First year response of nitrogen (N)-based net primary production (NPPN) to elevated atmospheric [CO2] (eCO2) (a, b) and the change between the first year and the final 5 yr of the experiment (c, d) at the Duke and Oak Ridge National Laboratory (ORNL) Free-Air CO2 Enrichment (FACE) sites, respectively, as well as the response of plant carbon (C)-use efficiency (CUE), N-based gross primary production (GPPN) and canopy N, expressed as total canopy N (Ncan) and foliar N concentration (ncan). The grey boxes denote the mean observed eCO2 response ± 1SE, where observations corresponding to model output are available.
© Copyright Policy - open-access
Related In: Results  -  Collection

License
Show All Figures
getmorefigures.php?uid=PMC4288990&req=5

fig06: First year response of nitrogen (N)-based net primary production (NPPN) to elevated atmospheric [CO2] (eCO2) (a, b) and the change between the first year and the final 5 yr of the experiment (c, d) at the Duke and Oak Ridge National Laboratory (ORNL) Free-Air CO2 Enrichment (FACE) sites, respectively, as well as the response of plant carbon (C)-use efficiency (CUE), N-based gross primary production (GPPN) and canopy N, expressed as total canopy N (Ncan) and foliar N concentration (ncan). The grey boxes denote the mean observed eCO2 response ± 1SE, where observations corresponding to model output are available.
Mentions: Models differed strongly in their initial NPPN response to eCO2 (Fig.6), generally overestimating the observed initial 11 ± 8% increase in NPPN at Duke FACE and underestimating the observed 35 ± 4% increase at ORNL FACE. Although N limitation did not strongly affect GPPN in the first year in most models, there were substantial differences in the first year's response among the models, in particular at ORNL FACE. Two models (CABLE and CLM4) showed an exceptionally low initial response of NPP at both sites (Fig.5). This low response was related to a near-zero response of GPPN (Fig.6a,b). In CLM4, this response resulted from the assumption that plants down-regulate GPP directly when N limited: CO2 fertilization of GPP is calculated in the absence of N limitation, and then reduced using N-limitation scalars if fNup is insufficient to support this amount of productivity.

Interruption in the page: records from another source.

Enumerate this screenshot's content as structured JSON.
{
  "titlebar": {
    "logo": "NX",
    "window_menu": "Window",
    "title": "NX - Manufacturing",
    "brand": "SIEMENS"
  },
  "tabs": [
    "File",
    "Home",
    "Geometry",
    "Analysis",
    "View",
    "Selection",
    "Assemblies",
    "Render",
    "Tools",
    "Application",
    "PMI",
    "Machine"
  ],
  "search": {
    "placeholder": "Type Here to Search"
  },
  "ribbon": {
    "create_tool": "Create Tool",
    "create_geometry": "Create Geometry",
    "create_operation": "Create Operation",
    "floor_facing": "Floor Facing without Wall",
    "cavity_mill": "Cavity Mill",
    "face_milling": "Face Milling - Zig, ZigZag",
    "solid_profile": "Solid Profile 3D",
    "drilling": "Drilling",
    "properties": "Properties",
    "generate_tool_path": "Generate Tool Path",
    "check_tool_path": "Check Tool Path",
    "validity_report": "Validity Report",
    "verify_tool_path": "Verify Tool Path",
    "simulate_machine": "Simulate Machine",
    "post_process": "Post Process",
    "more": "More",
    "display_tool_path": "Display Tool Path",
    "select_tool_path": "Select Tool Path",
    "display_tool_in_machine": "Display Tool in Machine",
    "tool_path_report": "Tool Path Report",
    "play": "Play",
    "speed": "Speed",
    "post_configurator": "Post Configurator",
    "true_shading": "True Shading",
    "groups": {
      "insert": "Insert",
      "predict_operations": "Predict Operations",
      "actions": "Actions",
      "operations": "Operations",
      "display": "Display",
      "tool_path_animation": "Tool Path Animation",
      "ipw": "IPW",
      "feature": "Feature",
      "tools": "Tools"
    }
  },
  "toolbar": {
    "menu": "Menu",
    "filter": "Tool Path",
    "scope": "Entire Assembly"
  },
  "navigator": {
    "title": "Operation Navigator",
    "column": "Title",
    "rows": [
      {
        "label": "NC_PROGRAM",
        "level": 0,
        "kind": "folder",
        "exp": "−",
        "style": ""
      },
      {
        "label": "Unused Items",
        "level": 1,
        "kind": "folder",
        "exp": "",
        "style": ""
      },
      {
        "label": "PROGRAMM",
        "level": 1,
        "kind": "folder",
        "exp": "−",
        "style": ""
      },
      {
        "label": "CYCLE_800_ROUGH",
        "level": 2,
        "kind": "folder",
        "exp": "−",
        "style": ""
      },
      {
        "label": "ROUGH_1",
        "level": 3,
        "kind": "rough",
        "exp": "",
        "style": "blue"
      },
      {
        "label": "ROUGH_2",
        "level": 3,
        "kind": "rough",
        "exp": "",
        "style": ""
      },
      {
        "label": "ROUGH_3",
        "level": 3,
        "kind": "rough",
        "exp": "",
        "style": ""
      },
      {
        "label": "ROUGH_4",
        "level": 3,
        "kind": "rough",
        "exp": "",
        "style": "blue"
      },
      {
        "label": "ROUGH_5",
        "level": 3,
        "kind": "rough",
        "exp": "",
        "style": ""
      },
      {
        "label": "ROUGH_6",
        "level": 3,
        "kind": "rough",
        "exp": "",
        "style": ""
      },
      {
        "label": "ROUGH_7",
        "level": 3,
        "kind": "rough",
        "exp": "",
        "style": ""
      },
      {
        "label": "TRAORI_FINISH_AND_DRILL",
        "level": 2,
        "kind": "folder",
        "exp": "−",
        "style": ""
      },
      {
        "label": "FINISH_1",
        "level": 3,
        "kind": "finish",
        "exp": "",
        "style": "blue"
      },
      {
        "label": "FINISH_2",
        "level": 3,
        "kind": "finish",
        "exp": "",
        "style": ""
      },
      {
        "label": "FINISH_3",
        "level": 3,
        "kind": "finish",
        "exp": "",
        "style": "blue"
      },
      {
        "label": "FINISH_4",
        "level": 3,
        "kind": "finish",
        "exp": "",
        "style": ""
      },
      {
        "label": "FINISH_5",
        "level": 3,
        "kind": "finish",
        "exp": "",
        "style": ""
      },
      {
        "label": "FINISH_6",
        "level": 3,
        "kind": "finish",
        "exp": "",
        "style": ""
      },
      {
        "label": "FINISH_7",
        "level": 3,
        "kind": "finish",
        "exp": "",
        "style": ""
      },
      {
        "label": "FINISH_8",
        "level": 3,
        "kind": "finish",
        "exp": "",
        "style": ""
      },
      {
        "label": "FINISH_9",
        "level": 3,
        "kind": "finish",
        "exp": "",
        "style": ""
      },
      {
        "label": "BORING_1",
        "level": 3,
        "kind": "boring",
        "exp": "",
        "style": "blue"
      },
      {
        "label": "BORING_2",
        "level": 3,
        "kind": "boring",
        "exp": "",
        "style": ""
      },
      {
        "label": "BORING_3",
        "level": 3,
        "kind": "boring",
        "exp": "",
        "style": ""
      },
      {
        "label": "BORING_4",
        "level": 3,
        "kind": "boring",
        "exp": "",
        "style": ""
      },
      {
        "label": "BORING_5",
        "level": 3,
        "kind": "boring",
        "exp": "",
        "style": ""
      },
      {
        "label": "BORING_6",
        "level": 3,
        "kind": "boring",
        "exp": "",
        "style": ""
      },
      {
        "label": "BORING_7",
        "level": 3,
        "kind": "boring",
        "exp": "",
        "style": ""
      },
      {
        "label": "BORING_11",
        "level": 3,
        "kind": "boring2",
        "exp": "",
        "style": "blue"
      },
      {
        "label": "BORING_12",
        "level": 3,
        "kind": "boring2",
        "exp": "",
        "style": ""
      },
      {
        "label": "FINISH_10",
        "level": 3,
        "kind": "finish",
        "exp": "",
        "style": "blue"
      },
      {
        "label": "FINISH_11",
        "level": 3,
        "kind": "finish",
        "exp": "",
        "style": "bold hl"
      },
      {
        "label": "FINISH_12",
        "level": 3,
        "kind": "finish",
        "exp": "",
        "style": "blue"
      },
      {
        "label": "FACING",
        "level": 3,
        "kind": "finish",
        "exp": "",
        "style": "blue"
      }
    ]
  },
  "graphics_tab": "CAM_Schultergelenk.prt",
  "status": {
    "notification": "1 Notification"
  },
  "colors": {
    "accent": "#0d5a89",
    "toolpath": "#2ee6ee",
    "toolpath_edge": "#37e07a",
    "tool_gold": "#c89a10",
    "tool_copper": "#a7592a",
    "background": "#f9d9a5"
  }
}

This low response did not happen in other models that followed a similar approach (DAYCENT and ED2.1), because of sufficient initial N supply. Another class of models simulated photosynthesis based on foliar N content (CABLE, GDAY, LPJ-GUESS, OCN, SDGVM, TECO). In these models, N limitation on GPP acts via foliar N concentrations: limited N availability reduces foliage N, which feeds back to limit GPP. This limitation takes time to develop, such that it was absent or weak in the initial response, but with a strong component of down-regulation in the longer term (Fig.6c,d).

Bottom Line: Nonetheless, many models showed qualitative agreement with observed component processes.The results suggest that improved representation of above-ground-below-ground interactions and better constraints on plant stoichiometry are important for a predictive understanding of eCO2 effects.Improved accuracy of soil organic matter inventories is pivotal to reduce uncertainty in the observed C-N budgets.

View Article: PubMed Central - PubMed

Affiliation: Biogeochemical Integration Department, Max Planck Institute for Biogeochemistry, Hans-Knöll-Str. 10, D-07745, Jena, Germany.

Show MeSH